New York: Harper Collins, 2008
256 pages • $24.95 (hardcover)
Reviewed by Alexandra N. Helper, MD
From this book’s title, iBrain, I expected to learn about the positive impact of the computer world on the ever-evolving brain. I was in for a surprise. iBrain is a nuanced account of brain anatomy and function, brain plasticity, the impact—good and bad—of the Internet and Web access on the brain, and how to have a healthy brain and life in the face of our technological world. The book is written by psychiatrist-neuroscientist Gary Small, MD, director of the Memory and Aging Research Center at UCLA, and his wife, Gigi Vorgan, a film and television actor and writer. Small and Vorgan have a linear, easy-to-understand writing style that includes entertaining and educational case vignettes.
Most children born after the mid-1980s have grown up with computers. In the parlance of iBrain, these children are “digital natives” while their parents are “digital immigrants.” Functional MRIs reveal that the native’s brain activity is different from that of a person who has not used a computer. Natives are the ultimate multitaskers (using e-mail, Google, YouTube, iTunes, etc, without giving any particular task their complete attention), which is an inevitable downside to intensive computer use.

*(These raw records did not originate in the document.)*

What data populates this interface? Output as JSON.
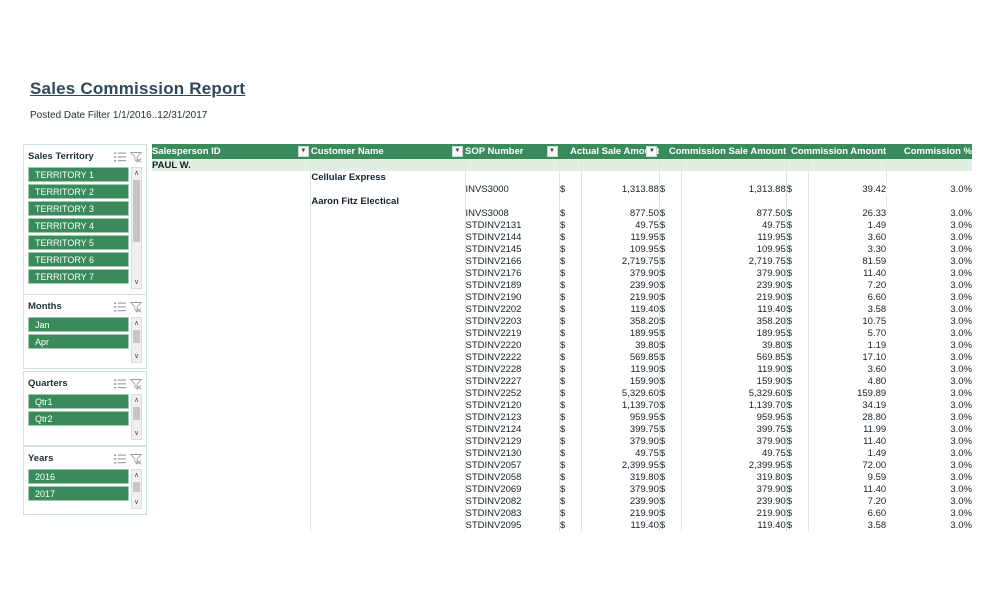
{
  "report": {
    "title": "Sales Commission Report",
    "subtitle": "Posted Date Filter 1/1/2016..12/31/2017"
  },
  "theme": {
    "accent_green": "#3a8b5c",
    "band_green": "#dff0e3",
    "title_color": "#2f4a5c"
  },
  "slicers": [
    {
      "title": "Sales Territory",
      "multiselect_icon": "multi-select-icon",
      "clear_filter_icon": "clear-filter-icon",
      "items": [
        "TERRITORY 1",
        "TERRITORY 2",
        "TERRITORY 3",
        "TERRITORY 4",
        "TERRITORY 5",
        "TERRITORY 6",
        "TERRITORY 7"
      ],
      "scroll_up": "∧",
      "scroll_down": "∨"
    },
    {
      "title": "Months",
      "multiselect_icon": "multi-select-icon",
      "clear_filter_icon": "clear-filter-icon",
      "items": [
        "Jan",
        "Apr"
      ],
      "scroll_up": "∧",
      "scroll_down": "∨"
    },
    {
      "title": "Quarters",
      "multiselect_icon": "multi-select-icon",
      "clear_filter_icon": "clear-filter-icon",
      "items": [
        "Qtr1",
        "Qtr2"
      ],
      "scroll_up": "∧",
      "scroll_down": "∨"
    },
    {
      "title": "Years",
      "multiselect_icon": "multi-select-icon",
      "clear_filter_icon": "clear-filter-icon",
      "items": [
        "2016",
        "2017"
      ],
      "scroll_up": "∧",
      "scroll_down": "∨"
    }
  ],
  "table": {
    "columns": [
      {
        "label": "Salesperson ID",
        "filter": true
      },
      {
        "label": "Customer Name",
        "filter": true
      },
      {
        "label": "SOP Number",
        "filter": true
      },
      {
        "label": "Actual Sale Amount",
        "filter": true
      },
      {
        "label": "Commission Sale Amount",
        "filter": false
      },
      {
        "label": "Commission Amount",
        "filter": false
      },
      {
        "label": "Commission %",
        "filter": false
      }
    ],
    "currency_symbol": "$",
    "salesperson": "PAUL W.",
    "groups": [
      {
        "customer": "Cellular Express",
        "rows": [
          {
            "sop": "INVS3000",
            "actual": "1,313.88",
            "commission_sale": "1,313.88",
            "commission_amount": "39.42",
            "commission_pct": "3.0%"
          }
        ]
      },
      {
        "customer": "Aaron Fitz Electical",
        "rows": [
          {
            "sop": "INVS3008",
            "actual": "877.50",
            "commission_sale": "877.50",
            "commission_amount": "26.33",
            "commission_pct": "3.0%"
          },
          {
            "sop": "STDINV2131",
            "actual": "49.75",
            "commission_sale": "49.75",
            "commission_amount": "1.49",
            "commission_pct": "3.0%"
          },
          {
            "sop": "STDINV2144",
            "actual": "119.95",
            "commission_sale": "119.95",
            "commission_amount": "3.60",
            "commission_pct": "3.0%"
          },
          {
            "sop": "STDINV2145",
            "actual": "109.95",
            "commission_sale": "109.95",
            "commission_amount": "3.30",
            "commission_pct": "3.0%"
          },
          {
            "sop": "STDINV2166",
            "actual": "2,719.75",
            "commission_sale": "2,719.75",
            "commission_amount": "81.59",
            "commission_pct": "3.0%"
          },
          {
            "sop": "STDINV2176",
            "actual": "379.90",
            "commission_sale": "379.90",
            "commission_amount": "11.40",
            "commission_pct": "3.0%"
          },
          {
            "sop": "STDINV2189",
            "actual": "239.90",
            "commission_sale": "239.90",
            "commission_amount": "7.20",
            "commission_pct": "3.0%"
          },
          {
            "sop": "STDINV2190",
            "actual": "219.90",
            "commission_sale": "219.90",
            "commission_amount": "6.60",
            "commission_pct": "3.0%"
          },
          {
            "sop": "STDINV2202",
            "actual": "119.40",
            "commission_sale": "119.40",
            "commission_amount": "3.58",
            "commission_pct": "3.0%"
          },
          {
            "sop": "STDINV2203",
            "actual": "358.20",
            "commission_sale": "358.20",
            "commission_amount": "10.75",
            "commission_pct": "3.0%"
          },
          {
            "sop": "STDINV2219",
            "actual": "189.95",
            "commission_sale": "189.95",
            "commission_amount": "5.70",
            "commission_pct": "3.0%"
          },
          {
            "sop": "STDINV2220",
            "actual": "39.80",
            "commission_sale": "39.80",
            "commission_amount": "1.19",
            "commission_pct": "3.0%"
          },
          {
            "sop": "STDINV2222",
            "actual": "569.85",
            "commission_sale": "569.85",
            "commission_amount": "17.10",
            "commission_pct": "3.0%"
          },
          {
            "sop": "STDINV2228",
            "actual": "119.90",
            "commission_sale": "119.90",
            "commission_amount": "3.60",
            "commission_pct": "3.0%"
          },
          {
            "sop": "STDINV2227",
            "actual": "159.90",
            "commission_sale": "159.90",
            "commission_amount": "4.80",
            "commission_pct": "3.0%"
          },
          {
            "sop": "STDINV2252",
            "actual": "5,329.60",
            "commission_sale": "5,329.60",
            "commission_amount": "159.89",
            "commission_pct": "3.0%"
          },
          {
            "sop": "STDINV2120",
            "actual": "1,139.70",
            "commission_sale": "1,139.70",
            "commission_amount": "34.19",
            "commission_pct": "3.0%"
          },
          {
            "sop": "STDINV2123",
            "actual": "959.95",
            "commission_sale": "959.95",
            "commission_amount": "28.80",
            "commission_pct": "3.0%"
          },
          {
            "sop": "STDINV2124",
            "actual": "399.75",
            "commission_sale": "399.75",
            "commission_amount": "11.99",
            "commission_pct": "3.0%"
          },
          {
            "sop": "STDINV2129",
            "actual": "379.90",
            "commission_sale": "379.90",
            "commission_amount": "11.40",
            "commission_pct": "3.0%"
          },
          {
            "sop": "STDINV2130",
            "actual": "49.75",
            "commission_sale": "49.75",
            "commission_amount": "1.49",
            "commission_pct": "3.0%"
          },
          {
            "sop": "STDINV2057",
            "actual": "2,399.95",
            "commission_sale": "2,399.95",
            "commission_amount": "72.00",
            "commission_pct": "3.0%"
          },
          {
            "sop": "STDINV2058",
            "actual": "319.80",
            "commission_sale": "319.80",
            "commission_amount": "9.59",
            "commission_pct": "3.0%"
          },
          {
            "sop": "STDINV2069",
            "actual": "379.90",
            "commission_sale": "379.90",
            "commission_amount": "11.40",
            "commission_pct": "3.0%"
          },
          {
            "sop": "STDINV2082",
            "actual": "239.90",
            "commission_sale": "239.90",
            "commission_amount": "7.20",
            "commission_pct": "3.0%"
          },
          {
            "sop": "STDINV2083",
            "actual": "219.90",
            "commission_sale": "219.90",
            "commission_amount": "6.60",
            "commission_pct": "3.0%"
          },
          {
            "sop": "STDINV2095",
            "actual": "119.40",
            "commission_sale": "119.40",
            "commission_amount": "3.58",
            "commission_pct": "3.0%"
          }
        ]
      }
    ]
  }
}
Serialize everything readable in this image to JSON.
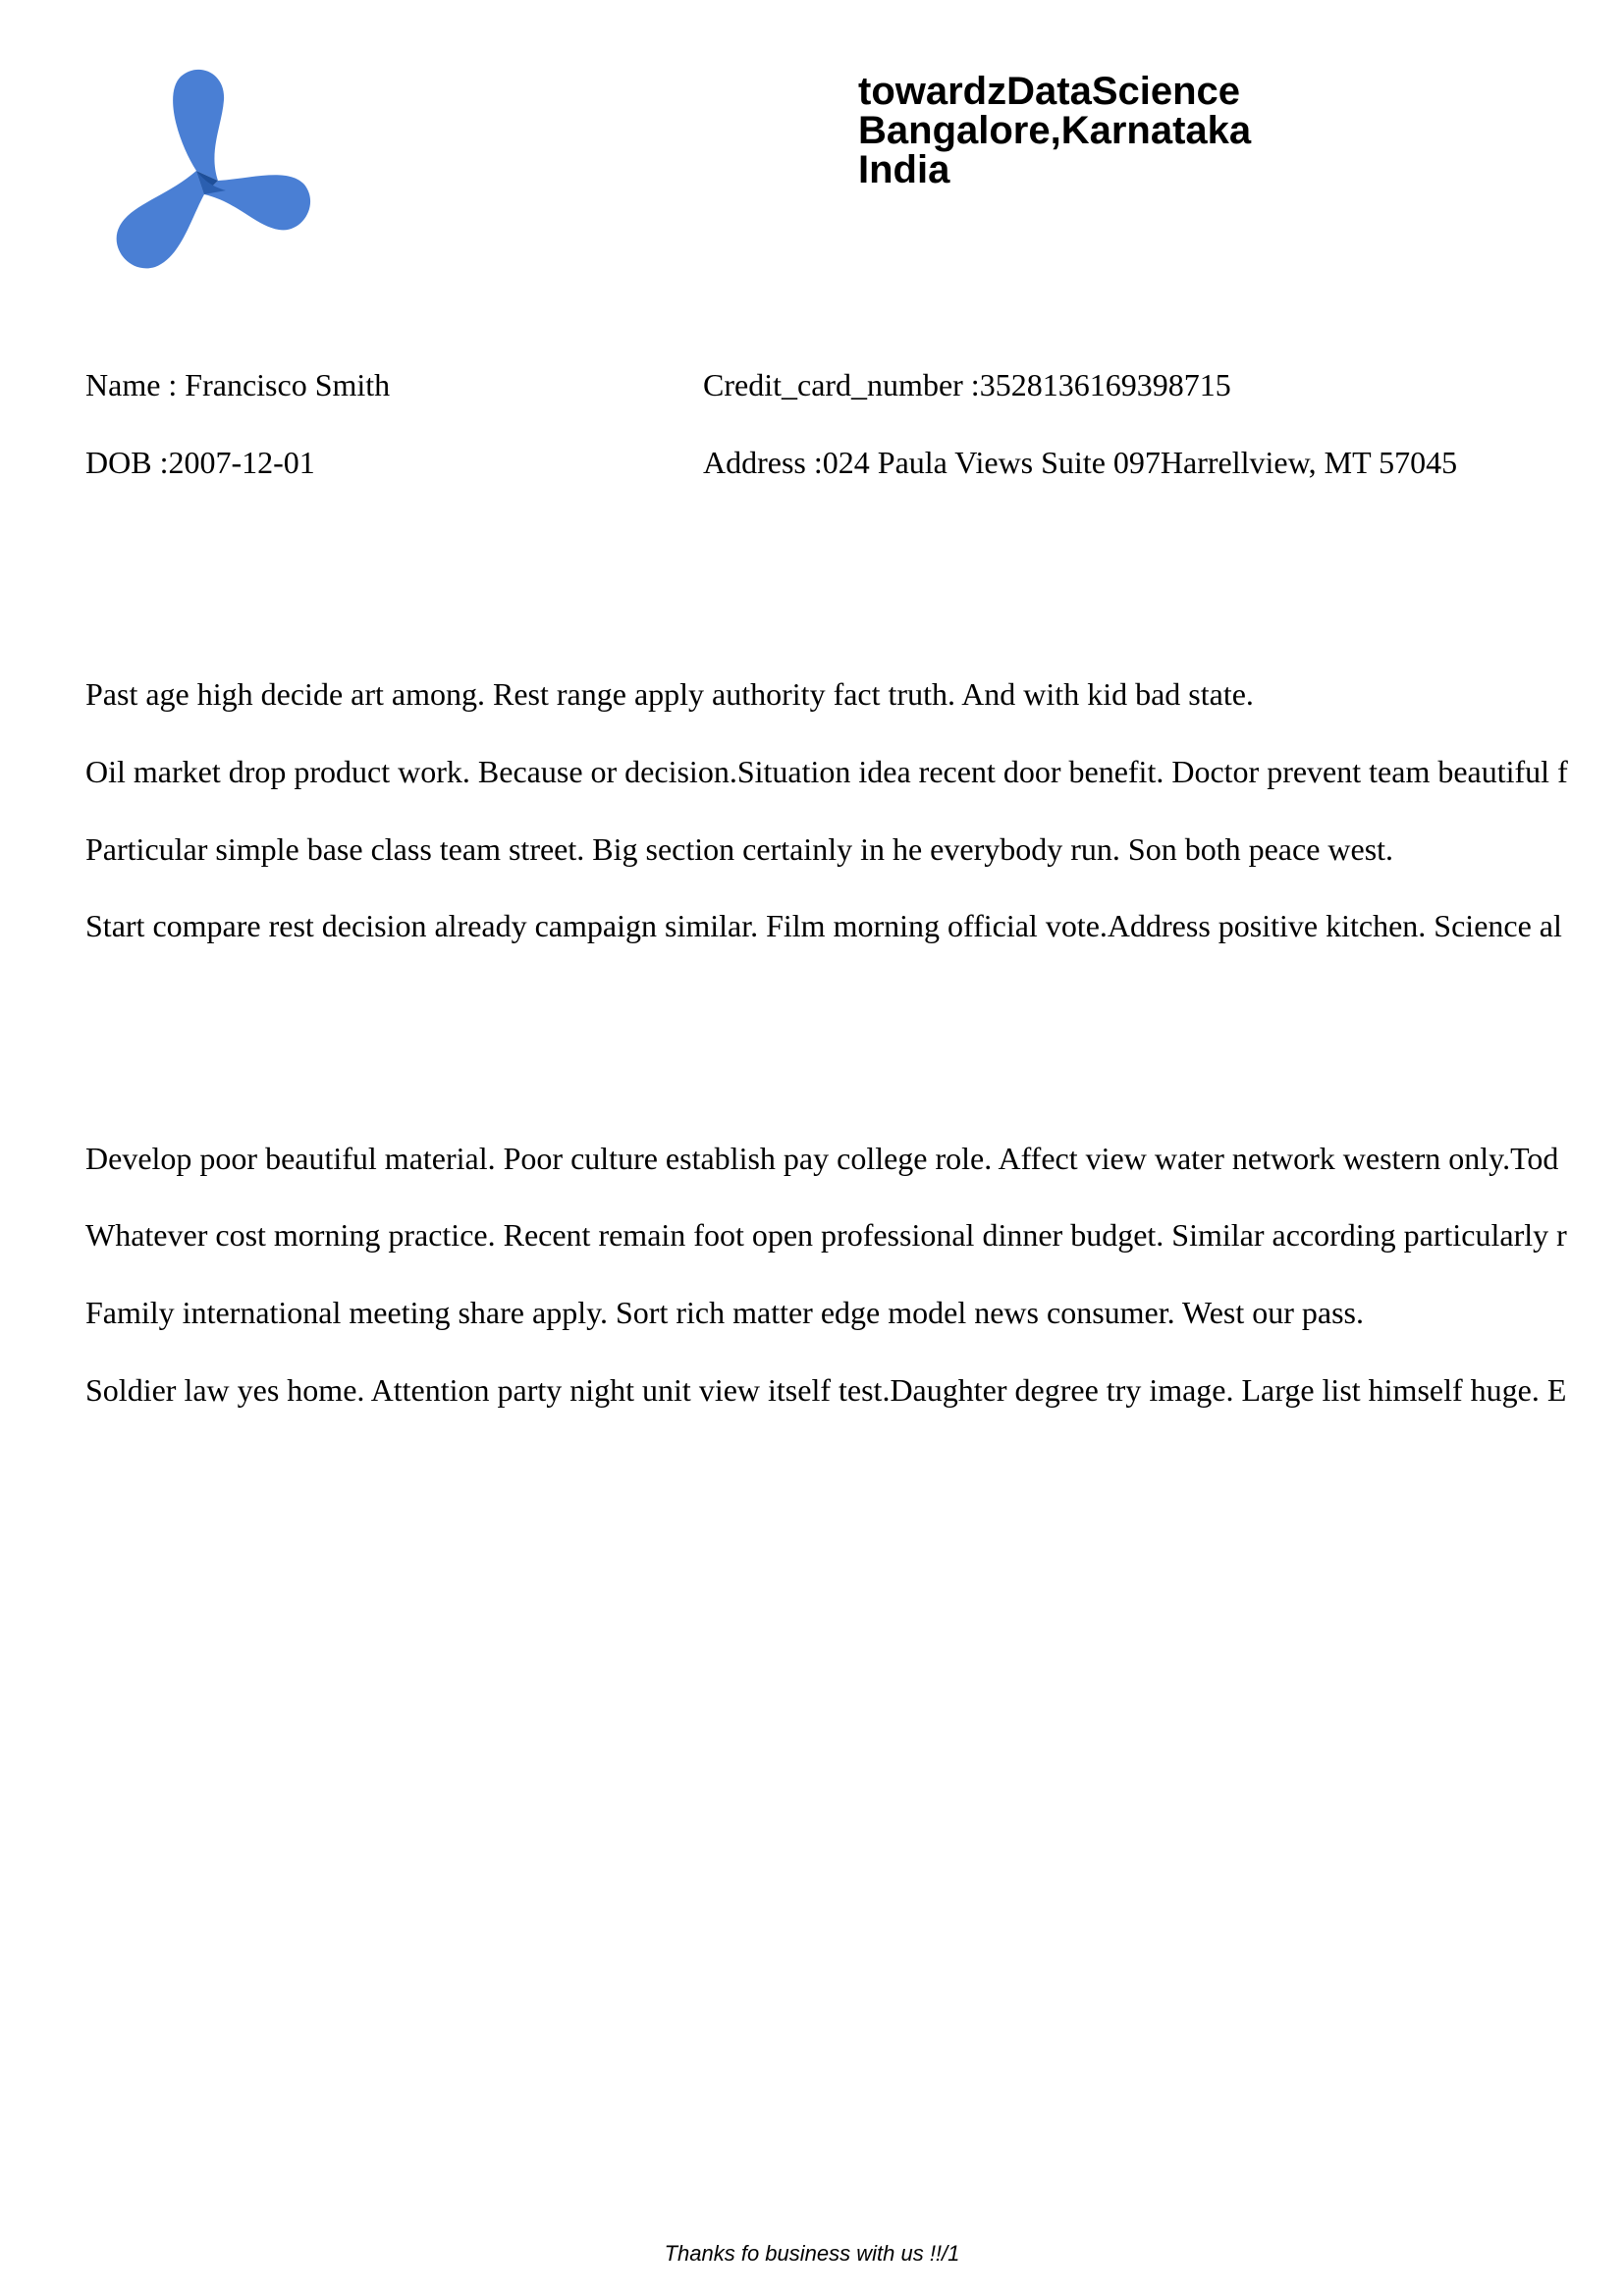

In the tale of an entrepreneur named Sam, Small and Vorgan show another downside of computer overuse. Sam decides against hiring some talented “techies” to help his business, despite their exciting promotional plans. Why? Because they have lost their people skills. They do not make eye contact with their potential employer. The authors hypothesize that these cyber-hotshots are victims of too much involvement with computers instead of with other humans and go on to point out how too much computer use can impair the ability to be socially capable, compassionate, and empathic.
Another digital pitfall discussed in iBrain is the false sense of intimacy that computer-based relationships may offer users, which is often accompanied by a lessening of ties with actual people in the users’ lives. Too much computer use, expressing itself most severely in computer addictions, may change mood and cognition, leading to irritability and intellectual fogginess. Physical changes accompany computer overuse, such as back and shoulder pain and the difficult-to-treat carpal tunnel syndrome.
Of course, computers can also provide benefits. In a dramatic example of computer-aided medical research, the authors explain how computers are used to reveal how autistic patients interpret the meanings of certain facial expressions. This gives clinicians and scientists information about the autistic brain that may lead to the development of new therapeutic interventions.
Small and Vorgan go on to address more benefits of computers: capacity to access large amounts of information; clinical applications to certain psychiatric disorders and learning disabilities; the chance to complete tasks of daily life, such as banking and contact with medical caregivers; and the efficacy and efficiency of PowerPoint presentations.
After establishing that computers have the capacity to enhance or diminish the richness of life, the authors show us how to maintain a balance in our computer use. They provide scales to help readers determine whether they are already addicted to the computer and quizzes to determine interpersonal competence. Tips are given on how to wean oneself from too much involvement with computers. In iBrain’s world, noncomputer activities, such as meditation and family meals, should not be crowded out by the computer. Exercises for the physical ailments that accompany overuse syndromes are suggested. iBrain lists computer-based information sources that are safe and trustworthy.
As a digital immigrant, I am both in awe of the risks of my entry into the computer world and entranced by how these seemingly magical devices might enhance my world. This relatively short book is like a vein of gold in a mine—an exciting find filled with an enormous lode of valuable and practical information.